Between 2016 and 2020 there was a decline in calf mortality on Irish dairy farms nationally: calves born in 2020 were 0.83-times as likely to die compared with those born in 2016, after correcting for other variables. For IJCP herds, initial calf mortality was higher than for non-IJCP herds. However, the decline in calf mortality observed nationally occurred to a greater extent in IJCP herds. In addition, for those farms conducting Johne’s disease Veterinary Risk Assessment and Management Plans (VRAMP), higher risk assessment scores (poorer biosecurity) were associated with increased mortality. This suggests that implementation of recommended biocontainment practices to control paratuberculosis in IJCP herds was associated with a reduction in calf mortality.

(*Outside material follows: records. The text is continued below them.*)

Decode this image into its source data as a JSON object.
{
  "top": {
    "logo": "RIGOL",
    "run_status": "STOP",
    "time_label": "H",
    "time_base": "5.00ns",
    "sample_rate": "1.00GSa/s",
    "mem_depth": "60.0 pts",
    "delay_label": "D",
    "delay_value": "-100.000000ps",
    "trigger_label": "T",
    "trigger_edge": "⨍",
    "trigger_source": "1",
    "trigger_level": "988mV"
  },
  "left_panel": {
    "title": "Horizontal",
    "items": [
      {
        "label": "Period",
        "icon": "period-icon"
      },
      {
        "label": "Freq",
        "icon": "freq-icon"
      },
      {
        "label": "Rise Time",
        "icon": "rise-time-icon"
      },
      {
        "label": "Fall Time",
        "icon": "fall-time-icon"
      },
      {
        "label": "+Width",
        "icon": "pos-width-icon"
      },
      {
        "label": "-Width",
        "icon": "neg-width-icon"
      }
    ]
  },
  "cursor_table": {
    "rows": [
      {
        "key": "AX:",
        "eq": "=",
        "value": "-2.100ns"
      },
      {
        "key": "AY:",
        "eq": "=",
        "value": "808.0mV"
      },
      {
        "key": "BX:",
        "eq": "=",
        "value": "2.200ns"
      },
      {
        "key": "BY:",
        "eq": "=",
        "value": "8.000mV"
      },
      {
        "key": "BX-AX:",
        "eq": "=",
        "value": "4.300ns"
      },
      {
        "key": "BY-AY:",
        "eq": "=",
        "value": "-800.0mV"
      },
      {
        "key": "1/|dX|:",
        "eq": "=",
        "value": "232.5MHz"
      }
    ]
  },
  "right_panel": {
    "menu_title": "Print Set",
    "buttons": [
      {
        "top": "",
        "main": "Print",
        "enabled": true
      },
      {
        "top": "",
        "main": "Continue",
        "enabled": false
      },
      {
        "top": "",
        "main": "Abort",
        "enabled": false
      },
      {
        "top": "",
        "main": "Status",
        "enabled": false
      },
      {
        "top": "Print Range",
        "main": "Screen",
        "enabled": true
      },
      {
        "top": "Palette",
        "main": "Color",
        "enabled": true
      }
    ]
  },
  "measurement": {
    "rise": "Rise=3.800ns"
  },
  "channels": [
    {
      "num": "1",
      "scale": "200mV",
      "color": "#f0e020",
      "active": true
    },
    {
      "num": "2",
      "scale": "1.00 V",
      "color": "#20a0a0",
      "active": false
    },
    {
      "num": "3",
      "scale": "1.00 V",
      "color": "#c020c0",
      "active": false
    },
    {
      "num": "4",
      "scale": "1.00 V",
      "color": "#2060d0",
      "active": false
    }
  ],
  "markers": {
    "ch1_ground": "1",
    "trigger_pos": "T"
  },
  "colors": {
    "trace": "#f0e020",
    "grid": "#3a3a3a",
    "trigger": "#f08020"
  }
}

For the first time, this work has provided robust evidence that efforts to reduce the transmission of paratuberculosis, through veterinary-led risk assessments leading to agreed management plans, result in reductions in calf mortality beyond what is generally achieved in non-IJCP herds.

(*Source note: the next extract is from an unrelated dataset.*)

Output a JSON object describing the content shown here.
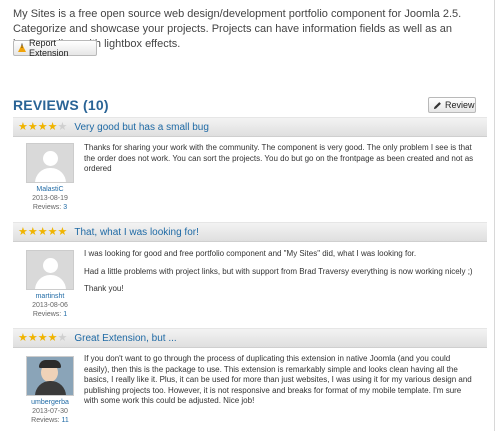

The study by McAloon et al. (2023) was funded by the Irish Department of Agriculture Food and the Marine as part of the Surveillance, Welfare and Biosecurity (SWAB) project (RSF 17/2/230).
The studies by Rhodes et al. (2021) and Donlon et al. (2023) were funded by Dairy Research Ireland.

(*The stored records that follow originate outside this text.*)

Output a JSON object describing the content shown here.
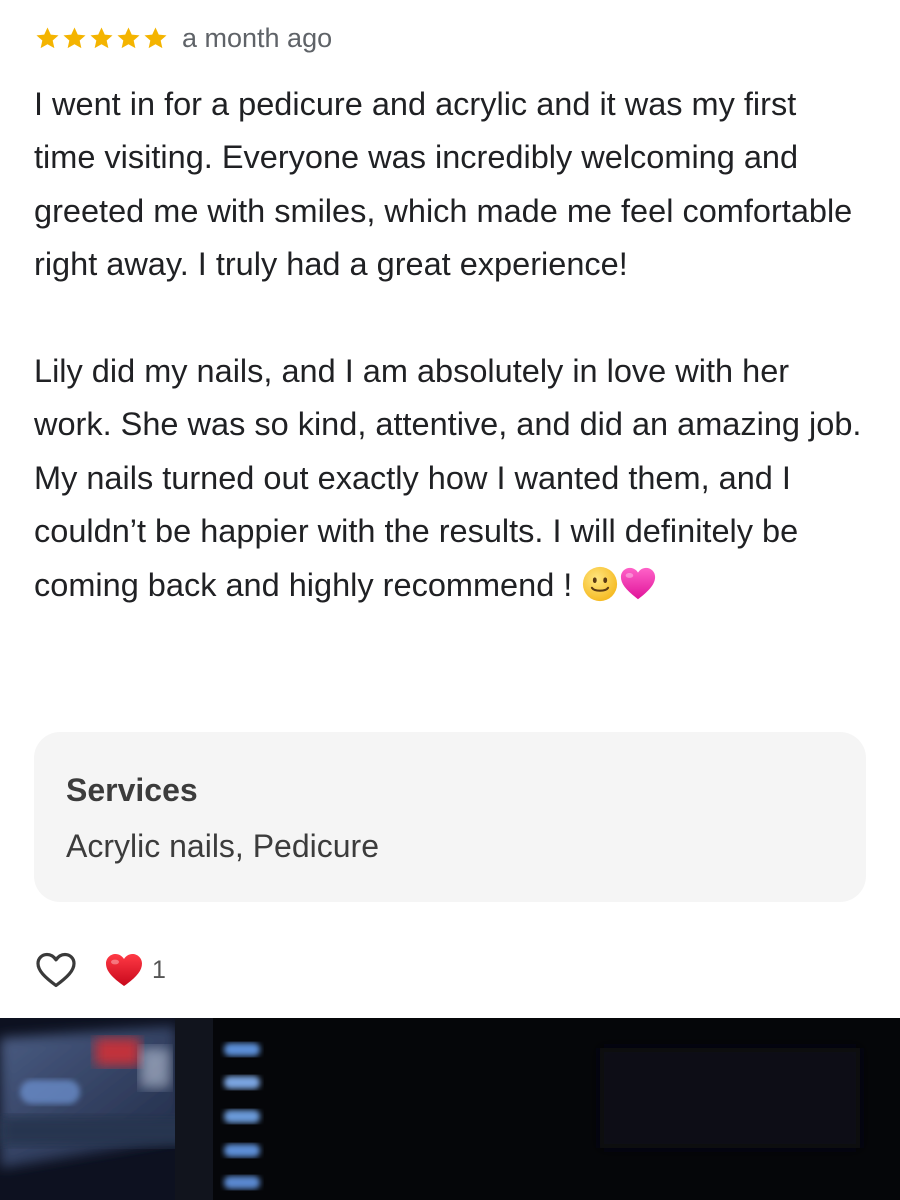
{
  "review": {
    "rating": 5,
    "max_rating": 5,
    "date": "a month ago",
    "paragraphs": [
      "I went in for a pedicure and acrylic and it was my first time visiting. Everyone was incredibly welcoming and greeted me with smiles, which made me feel comfortable right away. I truly had a great experience!",
      "Lily did my nails, and I am absolutely in love with her work. She was so kind, attentive, and did an amazing job. My nails turned out exactly how I wanted them, and I couldn’t be happier with the results. I will definitely be coming back and highly recommend !"
    ],
    "trailing_emoji": [
      "slightly-smiling-face",
      "pink-heart"
    ]
  },
  "services": {
    "title": "Services",
    "value": "Acrylic nails, Pedicure"
  },
  "reactions": {
    "like_icon": "heart-outline-icon",
    "heart_icon": "red-heart-icon",
    "count": "1"
  },
  "colors": {
    "star": "#f4b400",
    "card_background": "#f5f5f5",
    "secondary_text": "#5f6368",
    "heart_red": "#e0102a",
    "heart_pink": "#ff3cb4"
  }
}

Available on request
1. Calf mortality in Ireland appears to be:
A. similar to other countries
B. somewhat higher than other countries
C. considerably higher than other countries
D. somewhat lower than other countries
2. When measuring calf mortality, compared to mortality rate, mortality risk will usually:
A. considerably overestimate mortality
B. slightly overestimate mortality
C. correctly estimate mortality
D. underestimate mortality
3. Recent Irish work suggests that herds in ICJP:
A. had lower calf mortality than those that weren’t in the IJCP
B. increased calf mortality over time
C. had a higher mortality to begin with but decreased/improved calf mortality faster than herds not in the programme
D. had a lower mortality to begin with but increased/ disimproved calf mortality faster than those not in the programme.
4. For those herds in the IJCP, those with higher VRAMP (associated with greater Johne’s transmission risk) scores had:
A. higher calf mortality and this increased further if their score increased over time
B. higher calf mortality and this decreased if score increased over time
C. lower calf mortality and this increased further if their score increased over time
D. lower calf mortality and this decreased further if their score increased over time.
5. Irish work has shown that:
A. calves with respiratory disease grow at a slower rate, and that reduced weight gain is associated with reduced fertility
B. calves with respiratory disease grow at a slower rate, and that there is no association between weight gain and fertility
C. there is no association between respiratory disease and growth rate, but that reduced weight gain is associated with improved fertility
D. there is no association between respiratory disease and growth rate, and that there is no association between weight gain and fertility.
ANSWERS: 1D; 2D; 3C; 4A; 5A.